**TASK BRIEF:** Find every line of the records that has "Cipher" and return it.
##### INPUT FOR THIS TASK
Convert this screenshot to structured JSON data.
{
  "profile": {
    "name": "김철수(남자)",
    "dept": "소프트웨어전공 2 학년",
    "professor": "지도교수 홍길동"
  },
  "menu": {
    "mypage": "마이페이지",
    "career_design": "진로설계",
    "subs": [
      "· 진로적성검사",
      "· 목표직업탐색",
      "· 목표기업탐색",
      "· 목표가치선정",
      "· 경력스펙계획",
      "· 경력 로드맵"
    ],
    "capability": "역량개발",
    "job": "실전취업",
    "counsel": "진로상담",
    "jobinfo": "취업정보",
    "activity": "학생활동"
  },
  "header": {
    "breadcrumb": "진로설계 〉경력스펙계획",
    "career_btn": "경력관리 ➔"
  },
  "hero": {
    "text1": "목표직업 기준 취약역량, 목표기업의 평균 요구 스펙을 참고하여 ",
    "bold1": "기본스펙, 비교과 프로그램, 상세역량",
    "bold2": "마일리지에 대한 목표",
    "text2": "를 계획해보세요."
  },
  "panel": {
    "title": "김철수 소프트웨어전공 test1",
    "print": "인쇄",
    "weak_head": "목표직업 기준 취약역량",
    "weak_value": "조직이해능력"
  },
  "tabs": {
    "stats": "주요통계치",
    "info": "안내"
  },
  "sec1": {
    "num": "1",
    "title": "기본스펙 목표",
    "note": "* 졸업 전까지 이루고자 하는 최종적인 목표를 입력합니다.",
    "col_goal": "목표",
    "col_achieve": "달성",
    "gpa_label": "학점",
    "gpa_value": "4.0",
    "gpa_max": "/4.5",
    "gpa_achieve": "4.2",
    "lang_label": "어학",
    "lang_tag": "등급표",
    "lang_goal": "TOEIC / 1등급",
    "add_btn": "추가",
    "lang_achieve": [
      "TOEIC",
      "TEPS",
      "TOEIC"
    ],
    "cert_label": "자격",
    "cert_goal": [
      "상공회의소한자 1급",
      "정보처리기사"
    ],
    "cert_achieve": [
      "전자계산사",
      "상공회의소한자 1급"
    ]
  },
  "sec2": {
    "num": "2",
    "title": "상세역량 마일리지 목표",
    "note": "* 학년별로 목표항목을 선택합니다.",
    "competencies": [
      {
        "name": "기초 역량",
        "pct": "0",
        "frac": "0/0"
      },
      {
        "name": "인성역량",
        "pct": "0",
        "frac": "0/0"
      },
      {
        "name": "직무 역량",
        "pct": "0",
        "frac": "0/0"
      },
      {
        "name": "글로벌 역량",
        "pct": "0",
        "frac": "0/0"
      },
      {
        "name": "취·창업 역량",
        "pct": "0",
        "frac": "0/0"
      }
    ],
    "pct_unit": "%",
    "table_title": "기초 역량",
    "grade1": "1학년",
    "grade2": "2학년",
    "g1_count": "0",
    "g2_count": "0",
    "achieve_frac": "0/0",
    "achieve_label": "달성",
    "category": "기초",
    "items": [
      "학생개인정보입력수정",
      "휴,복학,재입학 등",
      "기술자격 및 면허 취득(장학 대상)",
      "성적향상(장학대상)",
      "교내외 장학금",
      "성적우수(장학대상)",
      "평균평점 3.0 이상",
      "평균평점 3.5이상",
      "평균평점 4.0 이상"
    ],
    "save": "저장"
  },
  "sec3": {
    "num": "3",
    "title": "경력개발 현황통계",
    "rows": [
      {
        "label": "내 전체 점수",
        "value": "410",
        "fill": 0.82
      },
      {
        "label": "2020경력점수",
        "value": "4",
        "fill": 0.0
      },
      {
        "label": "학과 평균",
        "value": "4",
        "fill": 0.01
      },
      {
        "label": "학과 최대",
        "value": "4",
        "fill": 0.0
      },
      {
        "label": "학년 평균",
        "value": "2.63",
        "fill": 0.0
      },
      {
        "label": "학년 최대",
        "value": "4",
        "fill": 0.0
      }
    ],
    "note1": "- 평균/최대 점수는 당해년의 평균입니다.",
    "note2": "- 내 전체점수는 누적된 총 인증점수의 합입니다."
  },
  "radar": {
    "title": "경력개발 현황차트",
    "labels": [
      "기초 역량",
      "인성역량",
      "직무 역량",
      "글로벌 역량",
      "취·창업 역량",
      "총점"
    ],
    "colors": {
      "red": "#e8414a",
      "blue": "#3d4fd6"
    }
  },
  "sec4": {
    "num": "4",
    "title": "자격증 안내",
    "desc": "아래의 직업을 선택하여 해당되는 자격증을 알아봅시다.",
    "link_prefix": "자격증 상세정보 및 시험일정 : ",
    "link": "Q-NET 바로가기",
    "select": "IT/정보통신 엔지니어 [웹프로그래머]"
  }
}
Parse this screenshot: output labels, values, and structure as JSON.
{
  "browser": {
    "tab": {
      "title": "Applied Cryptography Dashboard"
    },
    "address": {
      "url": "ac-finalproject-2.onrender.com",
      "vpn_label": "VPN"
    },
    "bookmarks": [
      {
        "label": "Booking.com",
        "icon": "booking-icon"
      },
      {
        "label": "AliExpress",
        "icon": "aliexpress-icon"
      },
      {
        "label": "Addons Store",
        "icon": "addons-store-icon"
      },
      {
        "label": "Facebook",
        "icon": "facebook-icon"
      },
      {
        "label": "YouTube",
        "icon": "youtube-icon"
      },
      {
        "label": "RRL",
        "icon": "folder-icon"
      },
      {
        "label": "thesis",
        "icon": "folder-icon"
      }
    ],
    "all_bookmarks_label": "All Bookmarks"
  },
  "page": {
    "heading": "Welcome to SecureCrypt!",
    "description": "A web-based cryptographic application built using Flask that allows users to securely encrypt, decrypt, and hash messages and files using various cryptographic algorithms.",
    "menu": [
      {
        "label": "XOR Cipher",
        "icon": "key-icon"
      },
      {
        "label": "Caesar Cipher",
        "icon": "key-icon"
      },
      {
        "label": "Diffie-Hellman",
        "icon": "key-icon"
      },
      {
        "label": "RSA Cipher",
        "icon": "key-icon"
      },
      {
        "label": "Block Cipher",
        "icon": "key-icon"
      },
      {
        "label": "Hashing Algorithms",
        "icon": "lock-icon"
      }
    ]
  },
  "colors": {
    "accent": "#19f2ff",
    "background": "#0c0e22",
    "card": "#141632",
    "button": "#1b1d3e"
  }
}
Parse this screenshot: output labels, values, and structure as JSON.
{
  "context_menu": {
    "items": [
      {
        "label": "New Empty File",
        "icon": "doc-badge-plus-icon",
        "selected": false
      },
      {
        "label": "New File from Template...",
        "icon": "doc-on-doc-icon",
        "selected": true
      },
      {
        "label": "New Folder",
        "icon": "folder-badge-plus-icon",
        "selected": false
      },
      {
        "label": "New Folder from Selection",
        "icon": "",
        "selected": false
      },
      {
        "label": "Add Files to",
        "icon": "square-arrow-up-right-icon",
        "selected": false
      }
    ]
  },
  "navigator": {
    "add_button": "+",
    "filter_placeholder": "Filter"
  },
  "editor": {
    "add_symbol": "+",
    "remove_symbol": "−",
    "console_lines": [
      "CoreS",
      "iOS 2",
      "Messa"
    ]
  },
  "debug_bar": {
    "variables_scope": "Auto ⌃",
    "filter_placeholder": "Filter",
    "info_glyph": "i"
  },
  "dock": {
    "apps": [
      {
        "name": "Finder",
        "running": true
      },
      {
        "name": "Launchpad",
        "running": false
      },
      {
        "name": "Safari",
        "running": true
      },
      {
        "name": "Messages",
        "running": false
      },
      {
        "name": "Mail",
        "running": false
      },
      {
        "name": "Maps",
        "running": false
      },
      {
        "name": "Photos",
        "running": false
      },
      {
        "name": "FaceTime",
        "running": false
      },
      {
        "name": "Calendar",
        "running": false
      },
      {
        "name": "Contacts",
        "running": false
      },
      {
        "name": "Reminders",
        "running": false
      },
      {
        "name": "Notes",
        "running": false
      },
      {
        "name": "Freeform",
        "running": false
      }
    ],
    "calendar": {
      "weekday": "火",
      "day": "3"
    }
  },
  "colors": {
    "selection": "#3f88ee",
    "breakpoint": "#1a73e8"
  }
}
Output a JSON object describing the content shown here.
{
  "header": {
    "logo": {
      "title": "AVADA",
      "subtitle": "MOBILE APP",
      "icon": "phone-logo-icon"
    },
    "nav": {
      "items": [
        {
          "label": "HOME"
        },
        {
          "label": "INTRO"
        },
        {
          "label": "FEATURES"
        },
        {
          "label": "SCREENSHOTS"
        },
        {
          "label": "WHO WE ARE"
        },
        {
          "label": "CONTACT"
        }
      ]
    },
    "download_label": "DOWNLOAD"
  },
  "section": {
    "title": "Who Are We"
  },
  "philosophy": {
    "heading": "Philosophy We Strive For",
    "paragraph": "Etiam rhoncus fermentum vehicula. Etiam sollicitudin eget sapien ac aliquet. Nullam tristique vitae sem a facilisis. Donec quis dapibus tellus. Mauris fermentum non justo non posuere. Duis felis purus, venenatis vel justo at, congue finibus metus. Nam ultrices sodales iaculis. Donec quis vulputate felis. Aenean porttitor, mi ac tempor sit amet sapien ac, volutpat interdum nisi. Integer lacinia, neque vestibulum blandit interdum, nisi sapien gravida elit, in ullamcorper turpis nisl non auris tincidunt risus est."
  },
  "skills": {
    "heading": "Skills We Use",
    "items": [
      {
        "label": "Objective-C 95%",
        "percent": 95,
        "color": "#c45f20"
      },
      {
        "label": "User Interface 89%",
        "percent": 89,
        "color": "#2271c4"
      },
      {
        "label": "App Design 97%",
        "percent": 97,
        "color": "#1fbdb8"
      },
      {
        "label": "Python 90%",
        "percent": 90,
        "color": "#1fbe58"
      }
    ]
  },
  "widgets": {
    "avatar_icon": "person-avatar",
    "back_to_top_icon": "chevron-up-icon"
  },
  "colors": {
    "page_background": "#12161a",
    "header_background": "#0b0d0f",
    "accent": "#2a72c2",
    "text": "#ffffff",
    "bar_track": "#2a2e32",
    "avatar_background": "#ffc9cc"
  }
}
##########
**PROBLEM SOLUTION:**
        "label": "XOR Cipher",
        "label": "Caesar Cipher",
        "label": "RSA Cipher",
        "label": "Block Cipher",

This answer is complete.